The Sensex is at a record high, foreign funds are making a dash for India, ministers and bureaucrats, taking a cue from India’s new workaholic PM, are keeping longer working hours (six days a week), policy experts are coalescing big-ticket reform ideas and even rival political parties are lining up to pledge support for the government’s efforts. Arun Jaitley, India’s new finance, corporate affairs and defence minister, aptly captured the sentiment when he recently said: “The international community is once again looking at India, and it is an opportunity that we cannot miss.” Delivering on this opportunity of economic rejuvenation will be Modi government’s key challenge.
Tackling this challenge head on, Modi, in his trademark alliterative style, provided the nation with a performance mantra, based on three ‘Ss’—scale, skill and speed. But what does this S-mantra mean beyond its verbiage; how will India Inc actuate it to revive the growth story?
To deliver lasting results, there is need of a policy back-up, an institutional apparatus that integrates the essence and spirit of ‘scale, skill and speed’ into our economic system, laws and policies. That can help leverage the S-mantra into its economic thought and action. The adoption of a National Competition Policy (NCP) could be one such policy measure.

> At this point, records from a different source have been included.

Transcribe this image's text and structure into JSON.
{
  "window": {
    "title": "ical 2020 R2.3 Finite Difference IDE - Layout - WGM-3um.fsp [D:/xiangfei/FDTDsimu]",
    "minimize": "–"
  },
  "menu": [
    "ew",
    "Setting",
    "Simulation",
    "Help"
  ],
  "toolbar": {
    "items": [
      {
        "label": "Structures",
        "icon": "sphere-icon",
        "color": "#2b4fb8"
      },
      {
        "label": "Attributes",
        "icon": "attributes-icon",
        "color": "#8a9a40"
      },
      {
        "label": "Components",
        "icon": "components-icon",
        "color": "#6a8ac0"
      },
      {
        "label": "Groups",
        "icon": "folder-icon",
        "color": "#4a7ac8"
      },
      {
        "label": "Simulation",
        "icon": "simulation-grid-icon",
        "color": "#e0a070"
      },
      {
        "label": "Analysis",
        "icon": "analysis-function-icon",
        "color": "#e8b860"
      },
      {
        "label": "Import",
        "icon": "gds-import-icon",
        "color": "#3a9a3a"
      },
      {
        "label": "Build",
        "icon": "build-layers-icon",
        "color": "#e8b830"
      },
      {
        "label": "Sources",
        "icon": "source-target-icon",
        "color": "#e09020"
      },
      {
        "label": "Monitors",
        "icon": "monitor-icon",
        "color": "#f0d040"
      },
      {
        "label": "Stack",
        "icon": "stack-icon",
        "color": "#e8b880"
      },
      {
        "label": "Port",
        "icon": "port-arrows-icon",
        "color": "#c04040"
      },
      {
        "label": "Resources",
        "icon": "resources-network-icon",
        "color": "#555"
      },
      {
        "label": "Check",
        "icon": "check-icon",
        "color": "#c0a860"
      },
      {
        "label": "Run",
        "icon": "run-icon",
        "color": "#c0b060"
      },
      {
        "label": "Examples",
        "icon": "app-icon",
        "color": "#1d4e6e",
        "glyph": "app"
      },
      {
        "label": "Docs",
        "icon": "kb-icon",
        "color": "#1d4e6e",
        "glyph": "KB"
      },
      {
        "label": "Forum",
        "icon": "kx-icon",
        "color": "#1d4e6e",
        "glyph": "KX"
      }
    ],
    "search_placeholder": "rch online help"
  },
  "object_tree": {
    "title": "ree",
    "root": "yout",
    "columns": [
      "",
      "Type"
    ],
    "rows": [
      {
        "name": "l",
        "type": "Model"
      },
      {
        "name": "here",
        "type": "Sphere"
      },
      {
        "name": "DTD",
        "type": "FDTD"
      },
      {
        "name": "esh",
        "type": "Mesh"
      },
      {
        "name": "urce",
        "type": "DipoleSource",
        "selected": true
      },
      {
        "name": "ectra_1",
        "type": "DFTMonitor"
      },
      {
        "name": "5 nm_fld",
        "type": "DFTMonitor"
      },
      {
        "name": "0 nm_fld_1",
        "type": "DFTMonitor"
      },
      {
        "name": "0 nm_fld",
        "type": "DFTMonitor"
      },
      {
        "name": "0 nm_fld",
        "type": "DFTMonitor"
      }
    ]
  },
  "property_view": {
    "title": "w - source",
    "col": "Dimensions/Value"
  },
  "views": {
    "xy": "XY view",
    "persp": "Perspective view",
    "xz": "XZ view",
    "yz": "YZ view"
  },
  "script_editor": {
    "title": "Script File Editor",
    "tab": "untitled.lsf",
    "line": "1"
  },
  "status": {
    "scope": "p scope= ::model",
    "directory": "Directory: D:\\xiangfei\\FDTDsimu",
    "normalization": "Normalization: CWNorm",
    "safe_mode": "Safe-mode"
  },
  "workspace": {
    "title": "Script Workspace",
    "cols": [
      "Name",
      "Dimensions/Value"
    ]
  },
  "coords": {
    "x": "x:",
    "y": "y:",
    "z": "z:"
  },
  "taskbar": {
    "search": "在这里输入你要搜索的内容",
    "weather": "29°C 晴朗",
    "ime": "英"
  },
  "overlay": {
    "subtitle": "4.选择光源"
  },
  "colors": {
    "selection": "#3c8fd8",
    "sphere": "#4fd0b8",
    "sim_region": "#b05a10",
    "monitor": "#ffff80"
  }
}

NCP, which is pending final government announcement since 2012, is a set of measures and policies that would help the government to analyse, audit and align policies, rules and laws affecting market activity, to promote a competition culture across the board and help in the development of competitive markets, even within its own endeavours and policy implementation. RBI Governor Raghuram Rajan recently said: “…as gravity guides water through the shortest path, competition naturally guides the economy to the most productive route.” It is, however, important to distinguish between NCP and India’s competition law regime—the latter is a part of the former. While India’s Competition Act, 2002, is a regulatory instrument to primarily ex-post regulate anti-competitive market behaviour, NCP is a proactive policy framework that seeks to correct anti-competitive outcomes of government policies and laws, and helps in development of competitive and efficient markets. To strengthen the competitive forces in